Traffic cameras equipped to capture the speeds of passing vehicles are coming to multiple public school zones thanks to an agreement between the Baldwin County Board of Education and City of Milledgeville.
City council adopted the memorandum of understanding (MOU) between the two government entities last month and the school board gave its final seal of approval Tuesday. According to the MOU, the speed cameras will be placed in school traffic zones near Midway Hills Primary, Lakeview Primary and Oak Hill Middle School along Blandy Road as well as Baldwin High School on Highway 49. Both Lakeview Academy and the Early Learning Center lie within the Baldwin County School District’s main complex on ABC Street, which is not a major road, so no devices are to be placed there. Midway Hills Academy is outside the Milledgeville city limits, so in order for a camera or cameras to be placed there a deal would need to be struck with the Baldwin County Board of Commissioners.
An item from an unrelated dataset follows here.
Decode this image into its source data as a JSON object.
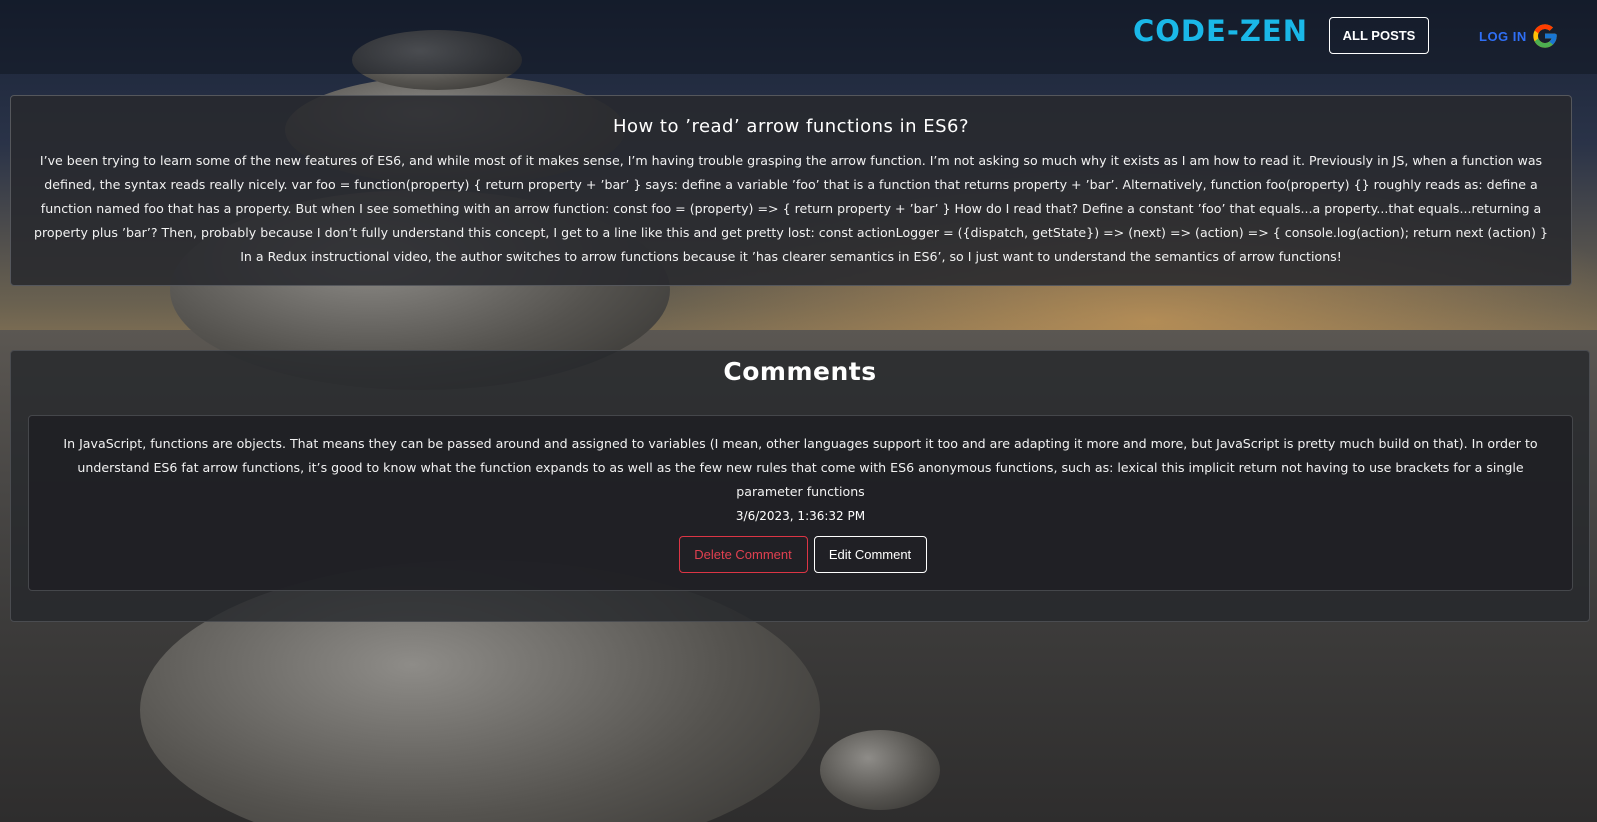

It is not known yet how many devices will be installed or when they will be installed, but Tuesday’s BOE vote got the ball rolling.
BOE and city officials have partnered with RedSpeed, a Florida-based company, to bring the speed photo-enforcement camera equipment to the local school zones. A representative from the company along with Milledgeville Police Chief Dray Swicord briefed school board members and district personnel on the effort back in July. The two men made a similar presentation to Milledgeville City Council in April before council members approved a local ordinance for implementation in May.
Those caught speeding 11 miles per hour or more over the posted speed limit in school zones by the RedSpeed cameras will be subject to a $75 fine on a first offense. If a second offense is committed in one year’s time the fine is $125. The chief stressed that such fines would strictly be “civil penalties” and would not go against the vehicle owner’s insurance or driving record, similar to a parking ticket. According to figures given at the summer meeting, 65 percent of the money paid by offenders goes to MPD while RedSpeed gets the remaining 35 percent.
A traffic study was done in April to see if there would be data supporting the implementation of the speed enforcement system. A monitoring device recorded 494 drivers exceeding the posted speed limit by at least 11 mph in the school zone in front of Baldwin High over a nine-hour period on a school day.
“Do I think it will be effective? I certainly do,” Swicord said when presenting to the school board in July.
While the Baldwin County School District will not see any of the revenue generated, the MOU states that, “annual reports will be made on or before June 30 of each year to the school district detailing funds utilized on public safety activities and initiatives that impact individual schools within the incorporated area of the city and the school district. The school district will serve as the applicant through the Georgia Department of Transportation (GDOT), but will not be responsible for installation or maintenance of the equipment.